### WHAT THE EXERCISE ASKS
Check every line of the data below for the string "Members", and copy the ones that hold it.

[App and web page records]
========================================================================

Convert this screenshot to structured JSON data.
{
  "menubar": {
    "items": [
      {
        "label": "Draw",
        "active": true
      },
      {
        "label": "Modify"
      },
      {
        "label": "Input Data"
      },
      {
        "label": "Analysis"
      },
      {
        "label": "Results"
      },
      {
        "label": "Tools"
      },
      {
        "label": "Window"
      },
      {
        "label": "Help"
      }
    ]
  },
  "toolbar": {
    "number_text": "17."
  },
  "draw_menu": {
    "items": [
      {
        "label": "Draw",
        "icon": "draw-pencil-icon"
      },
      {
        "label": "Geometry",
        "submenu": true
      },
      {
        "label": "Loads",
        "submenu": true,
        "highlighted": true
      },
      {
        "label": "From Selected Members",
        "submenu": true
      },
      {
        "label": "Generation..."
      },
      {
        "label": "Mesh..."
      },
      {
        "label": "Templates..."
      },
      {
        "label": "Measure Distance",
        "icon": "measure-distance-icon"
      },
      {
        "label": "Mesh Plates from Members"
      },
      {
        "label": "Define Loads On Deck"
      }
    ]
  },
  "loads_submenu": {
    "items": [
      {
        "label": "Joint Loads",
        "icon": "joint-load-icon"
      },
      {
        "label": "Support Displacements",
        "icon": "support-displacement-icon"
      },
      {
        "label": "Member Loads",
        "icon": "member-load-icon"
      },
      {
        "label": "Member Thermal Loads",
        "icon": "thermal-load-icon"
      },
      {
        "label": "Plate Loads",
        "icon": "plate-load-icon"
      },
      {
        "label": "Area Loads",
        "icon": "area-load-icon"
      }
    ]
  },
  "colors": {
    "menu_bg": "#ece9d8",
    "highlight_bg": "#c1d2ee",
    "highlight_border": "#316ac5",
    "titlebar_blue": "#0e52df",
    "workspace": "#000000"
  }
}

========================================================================

### PROBLEM SOLUTION
        "label": "From Selected Members",
        "label": "Mesh Plates from Members"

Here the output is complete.